I upgrades to the Navigator and everything seams to be working except the nmea injector. I also posted on the cerulean forum aswell

any suggestion?

Another question I have is ping 1D isn’t streaming its data as a rangefinder like it did for the pick hawk is there a way to get the ping 1D data with the navigator

Hi,
Are there any plans to add a can bus port (or two :slightly_smiling_face: ) on the navigator?
How about DroneCAN (UAVCAN v0) support in BlueOS?

Hi @CUIS,

Glad it’s mostly working well :slight_smile:
Which part of the NMEA injector is not working as expected?

Indeed - I’d recommend you take a look through the feature comparison table on the BlueOS release post, which mentions that for the Ping Sonar devices

Hi @carl,

Given the board has only recently been put into mass production, I don’t expect there will be major design changes in the near future. If it’s possible to accomplish via a software or firmware change in ArduSub or BlueOS to change / switch the function of an existing port then it may be an option :slight_smile:
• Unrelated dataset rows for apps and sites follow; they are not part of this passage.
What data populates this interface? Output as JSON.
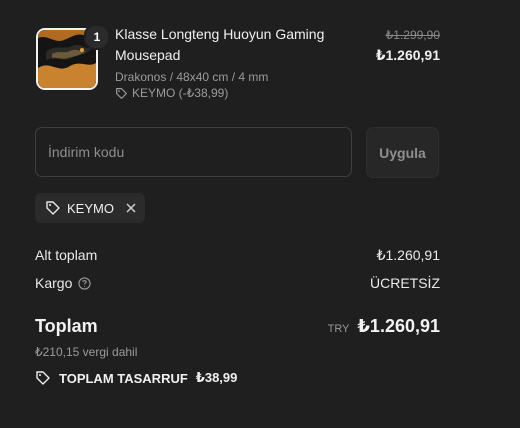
{
  "product": {
    "quantity": "1",
    "title": "Klasse Longteng Huoyun Gaming Mousepad",
    "variant": "Drakonos / 48x40 cm / 4 mm",
    "discount_text": "KEYMO (-₺38,99)",
    "original_price": "₺1.299,90",
    "price": "₺1.260,91"
  },
  "discount_code": {
    "placeholder": "İndirim kodu",
    "value": "",
    "apply_label": "Uygula",
    "applied_code": "KEYMO"
  },
  "summary": {
    "subtotal_label": "Alt toplam",
    "subtotal_value": "₺1.260,91",
    "shipping_label": "Kargo",
    "shipping_value": "ÜCRETSİZ",
    "total_label": "Toplam",
    "currency_code": "TRY",
    "total_value": "₺1.260,91",
    "tax_note": "₺210,15 vergi dahil",
    "savings_label": "TOPLAM TASARRUF",
    "savings_value": "₺38,99"
  },
  "icons": {
    "tag": "tag-icon",
    "close": "close-icon",
    "help": "question-circle-icon"
  },
  "colors": {
    "background": "#1f1f1f",
    "text": "#e9e9e9",
    "muted": "#9b9b9b",
    "chip_bg": "#2b2b2b"
  }
}
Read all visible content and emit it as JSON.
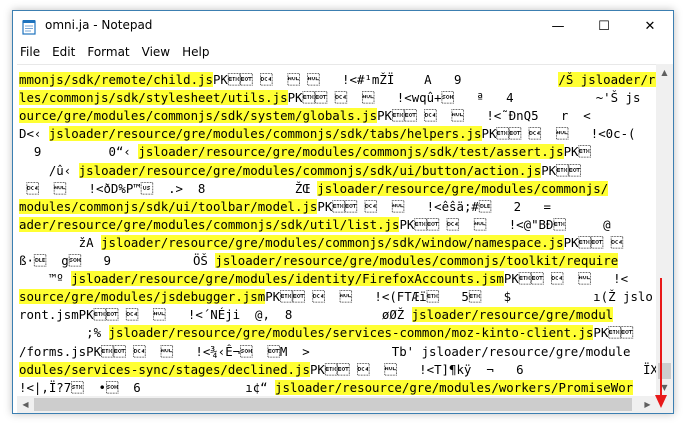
{
  "window": {
    "title": "omni.ja - Notepad"
  },
  "controls": {
    "minimize": "—",
    "maximize": "☐",
    "close": "✕"
  },
  "menu": [
    "File",
    "Edit",
    "Format",
    "View",
    "Help"
  ],
  "lines": [
    {
      "segments": [
        {
          "text": "mmonjs/sdk/remote/child.js",
          "hl": true
        },
        {
          "text": "PK\u0003\u0004 \u0014  \u0000 \u0000   !<#¹mŽÏ    A   9             ",
          "hl": false
        },
        {
          "text": "/Š jsloader/re",
          "hl": true
        }
      ]
    },
    {
      "segments": [
        {
          "text": "les/commonjs/sdk/stylesheet/utils.js",
          "hl": true
        },
        {
          "text": "PK\u0003\u0004 \u0014  \u0000   !<wqû+\u0001   ª   4           ~'Š js",
          "hl": false
        }
      ]
    },
    {
      "segments": [
        {
          "text": "ource/gre/modules/commonjs/sdk/system/globals.js",
          "hl": true
        },
        {
          "text": "PK\u0003\u0004 \u0014  \u0000   !<˜ÐnQ5   r  <",
          "hl": false
        }
      ]
    },
    {
      "segments": [
        {
          "text": "D<‹ ",
          "hl": false
        },
        {
          "text": "jsloader/resource/gre/modules/commonjs/sdk/tabs/helpers.js",
          "hl": true
        },
        {
          "text": "PK\u0003\u0004 \u0014  \u0000   !<0c-(",
          "hl": false
        }
      ]
    },
    {
      "segments": [
        {
          "text": "  9         0“‹ ",
          "hl": false
        },
        {
          "text": "jsloader/resource/gre/modules/commonjs/sdk/test/assert.js",
          "hl": true
        },
        {
          "text": "PK\u0003",
          "hl": false
        }
      ]
    },
    {
      "segments": [
        {
          "text": "    /û‹ ",
          "hl": false
        },
        {
          "text": "jsloader/resource/gre/modules/commonjs/sdk/ui/button/action.js",
          "hl": true
        },
        {
          "text": "PK\u0003\u0004",
          "hl": false
        }
      ]
    },
    {
      "segments": [
        {
          "text": " \u0014  \u0000   !<ðD%P™\u001f  .>  8            ŽŒ ",
          "hl": false
        },
        {
          "text": "jsloader/resource/gre/modules/commonjs/",
          "hl": true
        }
      ]
    },
    {
      "segments": [
        {
          "text": "modules/commonjs/sdk/ui/toolbar/model.js",
          "hl": true
        },
        {
          "text": "PK\u0003\u0004 \u0014  \u0000   !<êŝä;#\u0010   2   =          ",
          "hl": false
        }
      ]
    },
    {
      "segments": [
        {
          "text": "ader/resource/gre/modules/commonjs/sdk/util/list.js",
          "hl": true
        },
        {
          "text": "PK\u0003\u0004 \u0014  \u0000   !<@\"BÐ\u0003     @",
          "hl": false
        }
      ]
    },
    {
      "segments": [
        {
          "text": "        žA ",
          "hl": false
        },
        {
          "text": "jsloader/resource/gre/modules/commonjs/sdk/window/namespace.js",
          "hl": true
        },
        {
          "text": "PK\u0003\u0004 \u0014",
          "hl": false
        }
      ]
    },
    {
      "segments": [
        {
          "text": "ß·\u0010  g\u0001   9           ÖŠ ",
          "hl": false
        },
        {
          "text": "jsloader/resource/gre/modules/commonjs/toolkit/require",
          "hl": true
        }
      ]
    },
    {
      "segments": [
        {
          "text": "    ™º ",
          "hl": false
        },
        {
          "text": "jsloader/resource/gre/modules/identity/FirefoxAccounts.jsm",
          "hl": true
        },
        {
          "text": "PK\u0003\u0004 \u0014  \u0000   !<",
          "hl": false
        }
      ]
    },
    {
      "segments": [
        {
          "text": "source/gre/modules/jsdebugger.jsm",
          "hl": true
        },
        {
          "text": "PK\u0003\u0004 \u0014  \u0000   !<(FTÆï\u0003   5\u0003   $           ı(Ž jslo",
          "hl": false
        }
      ]
    },
    {
      "segments": [
        {
          "text": "ront.jsmPK\u0003\u0004 \u0014  \u0000   !<´NÉji  @,  8            øØŽ ",
          "hl": false
        },
        {
          "text": "jsloader/resource/gre/modul",
          "hl": true
        }
      ]
    },
    {
      "segments": [
        {
          "text": "         ;% ",
          "hl": false
        },
        {
          "text": "jsloader/resource/gre/modules/services-common/moz-kinto-client.js",
          "hl": true
        },
        {
          "text": "PK\u0003\u0004",
          "hl": false
        }
      ]
    },
    {
      "segments": [
        {
          "text": "/forms.jsPK\u0003\u0004 \u0014  \u0000   !<¾‹Ê¬\u0001  \u0004M  >           Tb' jsloader/resource/gre/module",
          "hl": false
        }
      ]
    },
    {
      "segments": [
        {
          "text": "odules/services-sync/stages/declined.js",
          "hl": true
        },
        {
          "text": "PK\u0003\u0004 \u0014  \u0000   !<T]¶kÿ  ¬   6                ÏX",
          "hl": false
        }
      ]
    },
    {
      "segments": [
        {
          "text": "!<|‚Ï?7\u0002  •\u0001  6              ı¢“ ",
          "hl": false
        },
        {
          "text": "jsloader/resource/gre/modules/workers/PromiseWor",
          "hl": true
        }
      ]
    }
  ],
  "annotation": {
    "color": "#e81919"
  }
}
I don’t believe it’s something we’re working on internally, but BlueOS is designed to be extensible so that may come about via an external / community effort, particularly once we’ve stabilised the BlueOS API and released the extension system in an accessible form :slight_smile: